A blog by runners. For runners.

Do compression socks really work?

compression socks for runners do they work

Compression socks: they’re trendy, they come in fun, neon colors and bright patterns, and some athletes wouldn’t dream of running without them.

But what do compression socks – and other compression apparel, like calf sleeves, thigh sleeves, and tights – really do besides make a fashion statement?

The science behind compression socks
Athletic compression socks are a version of compression stockings that have long been used in the medical field. Compression socks and stockings are tight – they put extra pressure on the feet, ankles, and calves. Compression stockings were first prescribed to treat and prevent blood vessel problems in the legs. By putting pressure on the lower limbs, compression socks increase blood flow in the legs and send the blood back up towards the heart where it belongs. This stops blood from pooling in the lower legs, combats varicose veins, and reduces leg swelling.

Traditionally, compression stockings have been used to help prevent and treat complications associated with diabetes, pregnancy, deep vein thrombosis, among other conditions.

Compression socks and running
So, just how does this help runners and other endurance athletes? Compression garment manufacturers claim the apparel does a lot – everything from preventing cramps, decreasing lactic acid, and speeding up recovery. Some runners say wearing compression socks during races helps them run longer before fatiguing, which results in speedier race times.

However, there’s no science to back many of these claims up – especially when it comes to wearing compression socks during a run. Most research shows no significant statistical difference in performance or recovery in subjects who wore compression socks while running vs. those who didn’t.

A few small, lab-based studies found athletes who wore compression socks took a longer time to fatigue and recovered more quickly when compared to runners who didn’t wear compression socks on the run. But experts say it is impossible to tell if the difference is truly due to the compression apparel or due to the perceived benefit of the compression socks. The runners may have run faster and thought they recovered better because they assumed that’s how the compression socks were supposed to work.

In other words, it was all in their head.

When it comes to recovery though, most experts agree it’s a good idea to wear compression socks after long or hard workouts. They work the same way medical compression stockings do – by increasing blood flow and sending it back up towards the heart. This leads to a quicker recovery time.

How to wear them
The jury is still out on whether or not wearing compression socks on a run can benefit you. But if you like wearing the socks during long runs and races, then keep wearing them. They may not really do everything the claim to, but if you think they help, then go for it.

Just choose a pair that is comfortable and fits well. Good compression socks should be tightest around the feet and ankles, and gradually get looser as they go up the calf towards the knee. Look for compression socks or sleeves that deliver between 22 –32 mmHg of pressure.
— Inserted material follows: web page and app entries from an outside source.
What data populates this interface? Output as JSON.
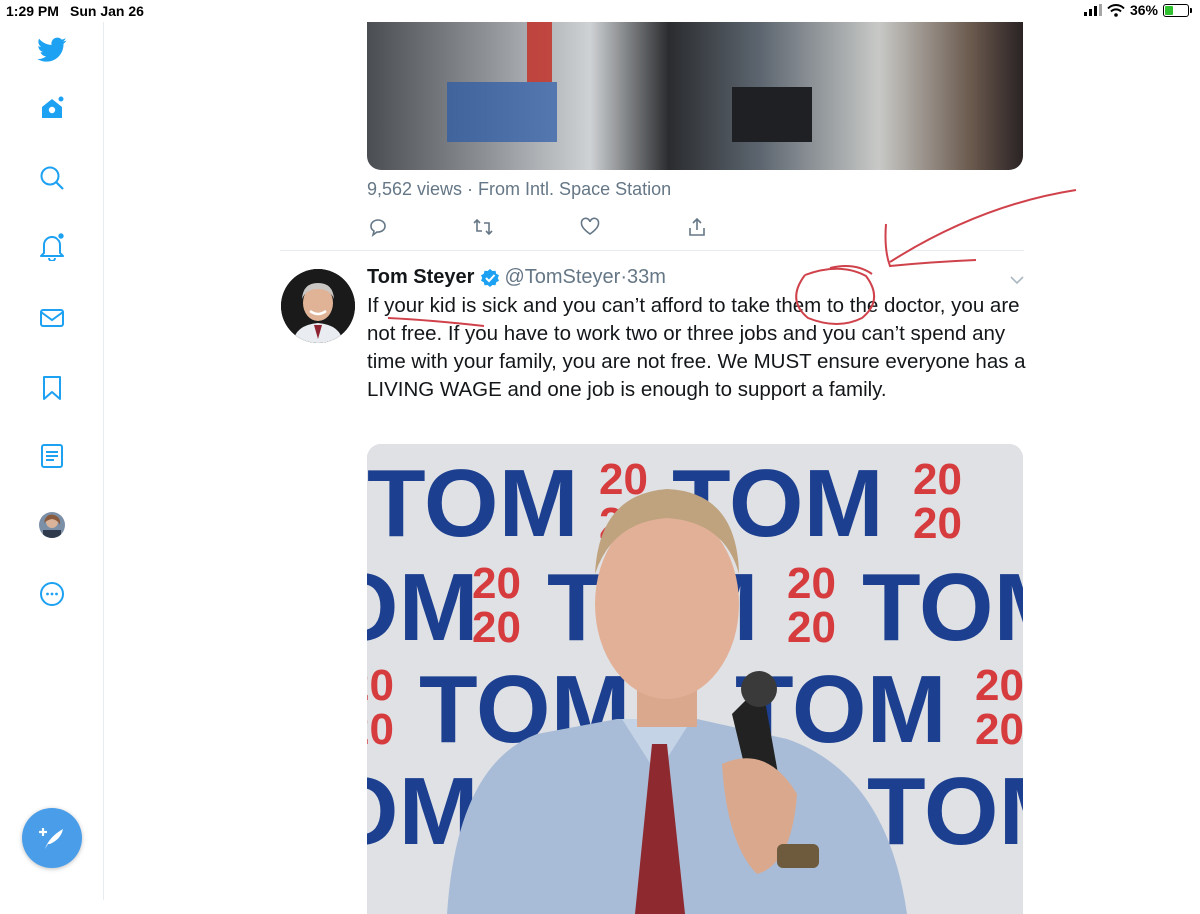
{
  "status_bar": {
    "time": "1:29 PM",
    "date": "Sun Jan 26",
    "battery": "36%",
    "battery_level": 0.36
  },
  "sidebar": {
    "items": [
      {
        "name": "twitter-logo-icon"
      },
      {
        "name": "home-icon"
      },
      {
        "name": "explore-icon"
      },
      {
        "name": "notifications-icon"
      },
      {
        "name": "messages-icon"
      },
      {
        "name": "bookmarks-icon"
      },
      {
        "name": "lists-icon"
      },
      {
        "name": "profile-avatar"
      },
      {
        "name": "more-icon"
      }
    ],
    "compose_icon": "compose-tweet-icon"
  },
  "previous_tweet": {
    "views": "9,562 views · From Intl. Space Station",
    "actions": [
      "reply-icon",
      "retweet-icon",
      "like-icon",
      "share-icon"
    ]
  },
  "tweet": {
    "author": "Tom Steyer",
    "handle": "@TomSteyer",
    "separator": "·",
    "time": "33m",
    "text": "If your kid is sick and you can’t afford to take them to the doctor, you are not free. If you have to work two or three jobs and you can’t spend any time with your family, you are not free. We MUST ensure everyone has a LIVING WAGE and one job is enough to support a family.",
    "media_banner": {
      "brand_word": "TOM",
      "year_top": "20",
      "year_bottom": "20"
    }
  },
  "colors": {
    "accent": "#1da1f2",
    "fab": "#4a9ee9",
    "annotation": "#d0424b",
    "banner_navy": "#1c3f8f",
    "banner_red": "#d63b3e"
  }
}
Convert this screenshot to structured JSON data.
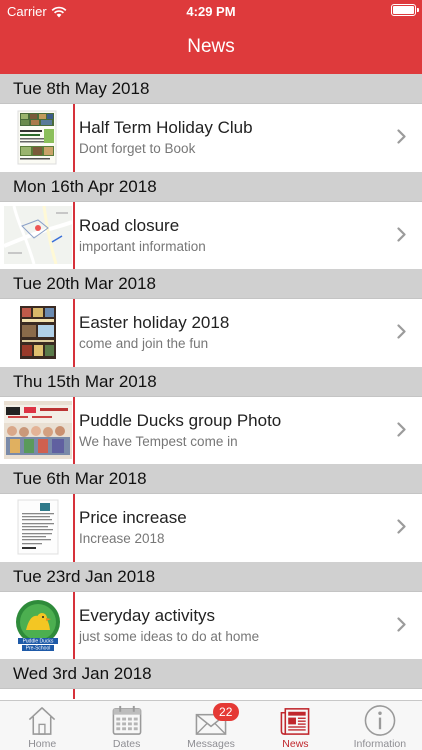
{
  "status_bar": {
    "carrier": "Carrier",
    "time": "4:29 PM"
  },
  "header": {
    "title": "News"
  },
  "sections": [
    {
      "date": "Tue 8th May 2018",
      "item": {
        "title": "Half Term Holiday Club",
        "subtitle": "Dont forget to Book",
        "thumbnail": "holiday-club-flyer"
      }
    },
    {
      "date": "Mon 16th Apr 2018",
      "item": {
        "title": "Road closure",
        "subtitle": "important information",
        "thumbnail": "map"
      }
    },
    {
      "date": "Tue 20th Mar 2018",
      "item": {
        "title": "Easter holiday 2018",
        "subtitle": "come and join the fun",
        "thumbnail": "easter-flyer"
      }
    },
    {
      "date": "Thu 15th Mar 2018",
      "item": {
        "title": "Puddle Ducks group Photo",
        "subtitle": "We have Tempest come in",
        "thumbnail": "group-photo"
      }
    },
    {
      "date": "Tue 6th Mar 2018",
      "item": {
        "title": "Price increase",
        "subtitle": "Increase 2018",
        "thumbnail": "letter"
      }
    },
    {
      "date": "Tue 23rd Jan 2018",
      "item": {
        "title": "Everyday activitys",
        "subtitle": "just some ideas to do at home",
        "thumbnail": "puddle-ducks-logo"
      }
    },
    {
      "date": "Wed 3rd Jan 2018"
    }
  ],
  "logo_text": {
    "top": "Puddle Ducks",
    "bottom": "Pre-School"
  },
  "tabs": [
    {
      "label": "Home",
      "icon": "house-icon"
    },
    {
      "label": "Dates",
      "icon": "calendar-icon"
    },
    {
      "label": "Messages",
      "icon": "envelope-icon",
      "badge": "22"
    },
    {
      "label": "News",
      "icon": "newspaper-icon",
      "active": true
    },
    {
      "label": "Information",
      "icon": "info-icon"
    }
  ],
  "colors": {
    "accent": "#de3a3c",
    "section_bg": "#d0d0d0",
    "divider": "#d6313a",
    "active_tab": "#c0272d"
  }
}
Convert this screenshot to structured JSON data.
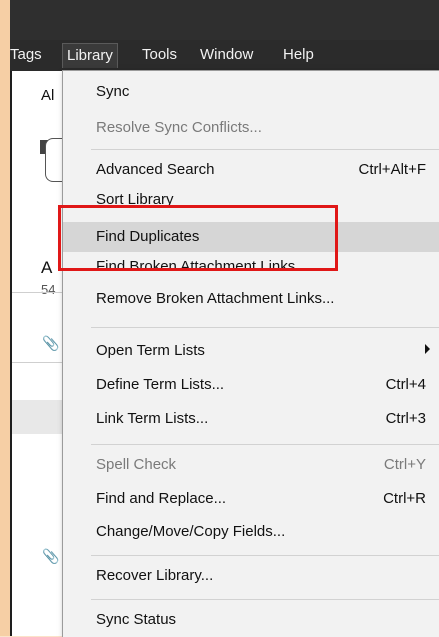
{
  "menubar": {
    "items": [
      "Tags",
      "Library",
      "Tools",
      "Window",
      "Help"
    ]
  },
  "background": {
    "text_al": "Al",
    "text_a": "A",
    "text_54": "54"
  },
  "library_menu": {
    "items": [
      {
        "label": "Sync",
        "shortcut": "",
        "disabled": false
      },
      {
        "label": "Resolve Sync Conflicts...",
        "shortcut": "",
        "disabled": true
      },
      {
        "label": "Advanced Search",
        "shortcut": "Ctrl+Alt+F",
        "disabled": false
      },
      {
        "label": "Sort Library",
        "shortcut": "",
        "disabled": false
      },
      {
        "label": "Find Duplicates",
        "shortcut": "",
        "disabled": false,
        "hover": true
      },
      {
        "label": "Find Broken Attachment Links",
        "shortcut": "",
        "disabled": false
      },
      {
        "label": "Remove Broken Attachment Links...",
        "shortcut": "",
        "disabled": false
      },
      {
        "label": "Open Term Lists",
        "shortcut": "",
        "disabled": false,
        "submenu": true
      },
      {
        "label": "Define Term Lists...",
        "shortcut": "Ctrl+4",
        "disabled": false
      },
      {
        "label": "Link Term Lists...",
        "shortcut": "Ctrl+3",
        "disabled": false
      },
      {
        "label": "Spell Check",
        "shortcut": "Ctrl+Y",
        "disabled": true
      },
      {
        "label": "Find and Replace...",
        "shortcut": "Ctrl+R",
        "disabled": false
      },
      {
        "label": "Change/Move/Copy Fields...",
        "shortcut": "",
        "disabled": false
      },
      {
        "label": "Recover Library...",
        "shortcut": "",
        "disabled": false
      },
      {
        "label": "Sync Status",
        "shortcut": "",
        "disabled": false
      }
    ]
  },
  "colors": {
    "highlight": "#e01717",
    "menu_bg": "#f2f2f2",
    "menubar_bg": "#2b2b2b"
  },
  "icons": [
    "paperclip-icon",
    "chevron-right-icon"
  ]
}
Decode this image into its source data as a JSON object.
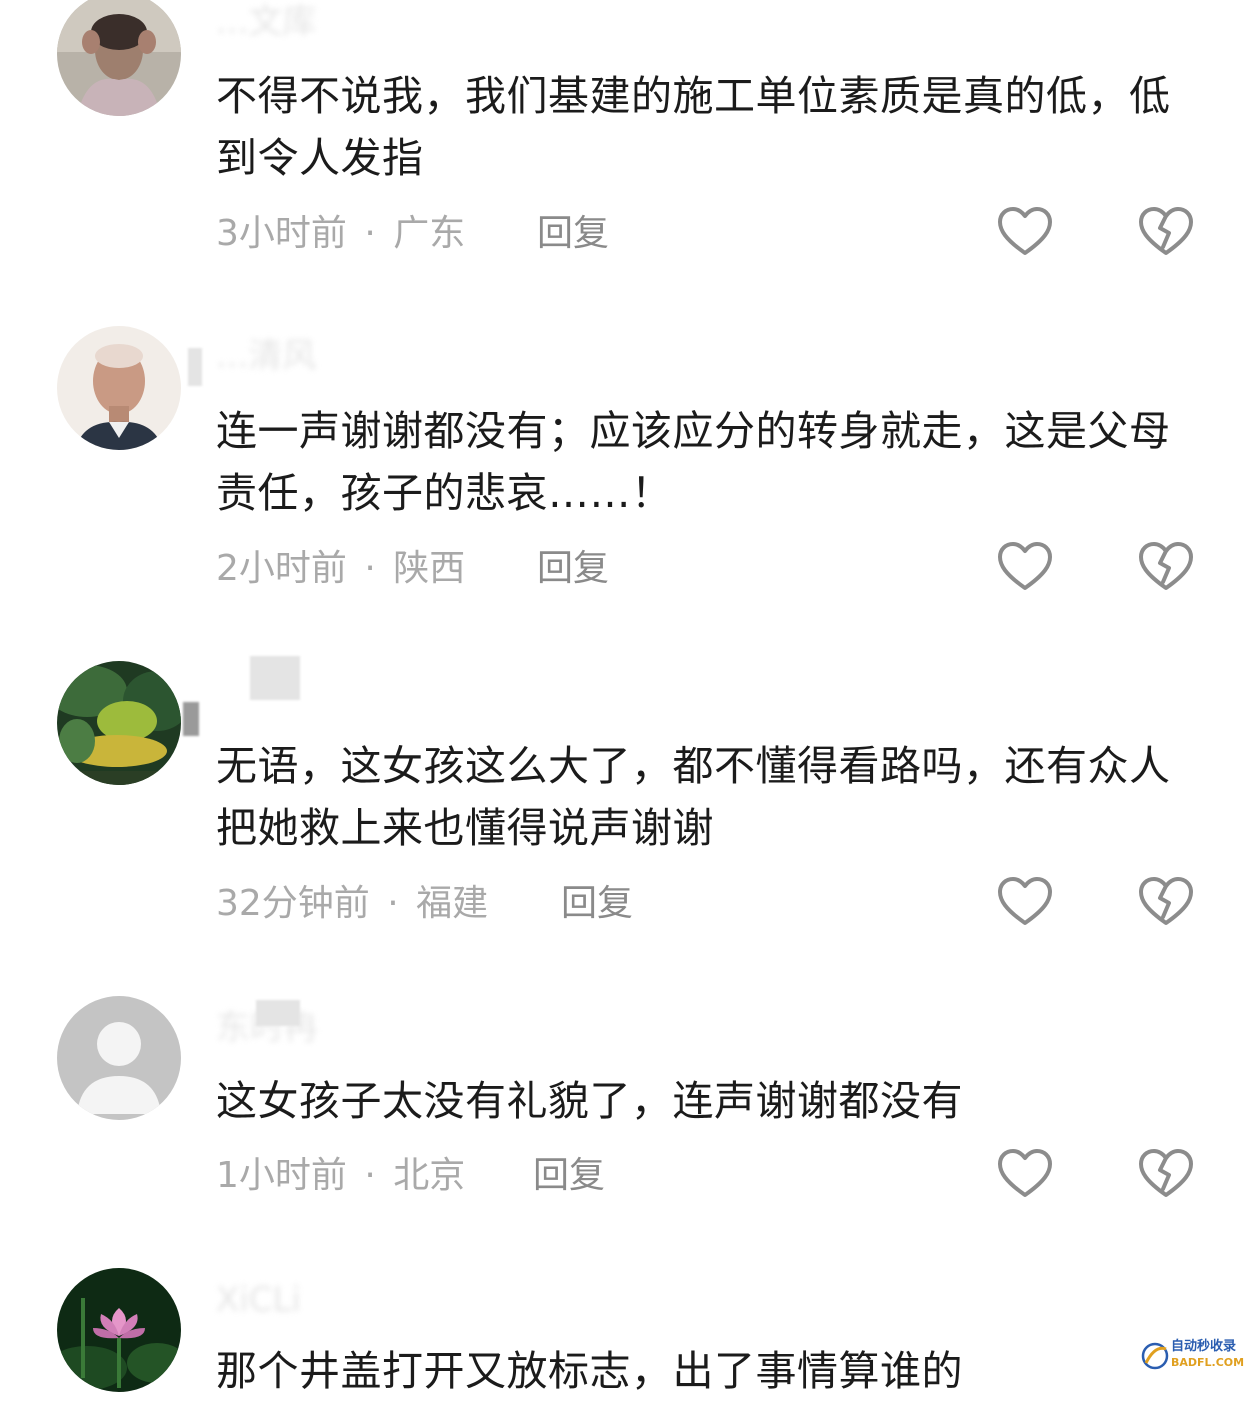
{
  "comments": [
    {
      "username": "...文库",
      "text": "不得不说我，我们基建的施工单位素质是真的低，低到令人发指",
      "time": "3小时前",
      "separator": "·",
      "location": "广东",
      "reply_label": "回复",
      "like_icon": "heart-outline-icon",
      "dislike_icon": "broken-heart-icon"
    },
    {
      "username": "...清风",
      "text": "连一声谢谢都没有；应该应分的转身就走，这是父母责任，孩子的悲哀……！",
      "time": "2小时前",
      "separator": "·",
      "location": "陕西",
      "reply_label": "回复",
      "like_icon": "heart-outline-icon",
      "dislike_icon": "broken-heart-icon"
    },
    {
      "username": "",
      "text": "无语，这女孩这么大了，都不懂得看路吗，还有众人把她救上来也懂得说声谢谢",
      "time": "32分钟前",
      "separator": "·",
      "location": "福建",
      "reply_label": "回复",
      "like_icon": "heart-outline-icon",
      "dislike_icon": "broken-heart-icon"
    },
    {
      "username": "东时冉",
      "text": "这女孩子太没有礼貌了，连声谢谢都没有",
      "time": "1小时前",
      "separator": "·",
      "location": "北京",
      "reply_label": "回复",
      "like_icon": "heart-outline-icon",
      "dislike_icon": "broken-heart-icon"
    },
    {
      "username": "XiCLi",
      "text": "那个井盖打开又放标志，出了事情算谁的",
      "time": "",
      "separator": "",
      "location": "",
      "reply_label": "",
      "like_icon": "",
      "dislike_icon": ""
    }
  ],
  "watermark": {
    "line1": "自动秒收录",
    "line2": "BADFL.COM"
  },
  "colors": {
    "text": "#1b1b1b",
    "meta": "#a9a9a9",
    "reply": "#8a8a8a",
    "icon": "#8c8c8c"
  }
}
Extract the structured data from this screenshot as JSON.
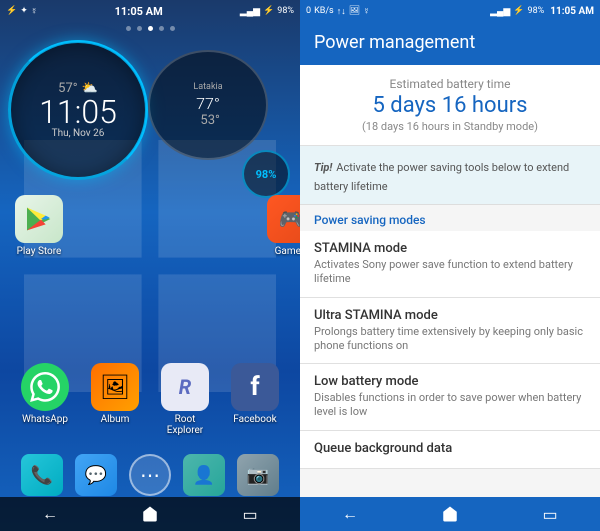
{
  "left": {
    "status": {
      "left_icons": "⚡ ✦ ☿",
      "signal": "▂▄▆█",
      "battery_icon": "🔋",
      "battery_pct": "98%",
      "time": "11:05 AM"
    },
    "page_dots": [
      false,
      false,
      true,
      false,
      false
    ],
    "clock": {
      "temp": "57°",
      "weather_icon": "⛅",
      "time": "11:05",
      "date": "Thu, Nov 26"
    },
    "weather": {
      "city": "Latakia",
      "high": "77°",
      "low": "53°"
    },
    "battery": {
      "pct": "98%"
    },
    "top_apps": [
      {
        "name": "Play Store",
        "label": "Play Store",
        "icon": "▶",
        "color": "#e8f5e9"
      },
      {
        "name": "Games",
        "label": "Game's",
        "icon": "🎮",
        "color": "#ff5722"
      }
    ],
    "apps": [
      {
        "name": "WhatsApp",
        "label": "WhatsApp",
        "icon": "📱",
        "bg": "#25d366"
      },
      {
        "name": "Album",
        "label": "Album",
        "icon": "🖼",
        "bg": "#ff8f00"
      },
      {
        "name": "Root Explorer",
        "label": "Root Explorer",
        "icon": "R",
        "bg": "#e8eaf6"
      },
      {
        "name": "Facebook",
        "label": "Facebook",
        "icon": "f",
        "bg": "#3b5998"
      }
    ],
    "dock": [
      {
        "name": "Phone",
        "icon": "📞",
        "bg": "#26c6da"
      },
      {
        "name": "Messages",
        "icon": "💬",
        "bg": "#42a5f5"
      },
      {
        "name": "App Drawer",
        "icon": "⊞",
        "bg": "transparent"
      },
      {
        "name": "Contacts",
        "icon": "👤",
        "bg": "#4db6ac"
      },
      {
        "name": "Camera",
        "icon": "📷",
        "bg": "#607d8b"
      }
    ],
    "nav": [
      {
        "name": "Back",
        "icon": "←"
      },
      {
        "name": "Home",
        "icon": "⊞"
      },
      {
        "name": "Recents",
        "icon": "□"
      }
    ]
  },
  "right": {
    "status": {
      "left_icons": "0 KB/s ↑↓ 🖼 ☿",
      "signal": "▂▄▆█",
      "battery_icon": "🔋",
      "battery_pct": "98%",
      "time": "11:05 AM"
    },
    "title": "Power management",
    "battery_estimate": {
      "label": "Estimated battery time",
      "time": "5 days 16 hours",
      "standby": "(18 days 16 hours in Standby mode)"
    },
    "tip": {
      "label": "Tip!",
      "text": "Activate the power saving tools below to extend battery lifetime"
    },
    "section_header": "Power saving modes",
    "modes": [
      {
        "title": "STAMINA mode",
        "desc": "Activates Sony power save function to extend battery lifetime"
      },
      {
        "title": "Ultra STAMINA mode",
        "desc": "Prolongs battery time extensively by keeping only basic phone functions on"
      },
      {
        "title": "Low battery mode",
        "desc": "Disables functions in order to save power when battery level is low"
      },
      {
        "title": "Queue background data",
        "desc": ""
      }
    ],
    "nav": [
      {
        "name": "Back",
        "icon": "←"
      },
      {
        "name": "Home",
        "icon": "⊞"
      },
      {
        "name": "Recents",
        "icon": "□"
      }
    ]
  }
}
For recovery, wear compression socks for at least an hour or two after a strenuous workout or race.

What’s your take on compression socks? Yay or nay?

Written by Jen Matz / Photo by Simon Thalmann, Creative Commons

Sources 1 | 2 | 3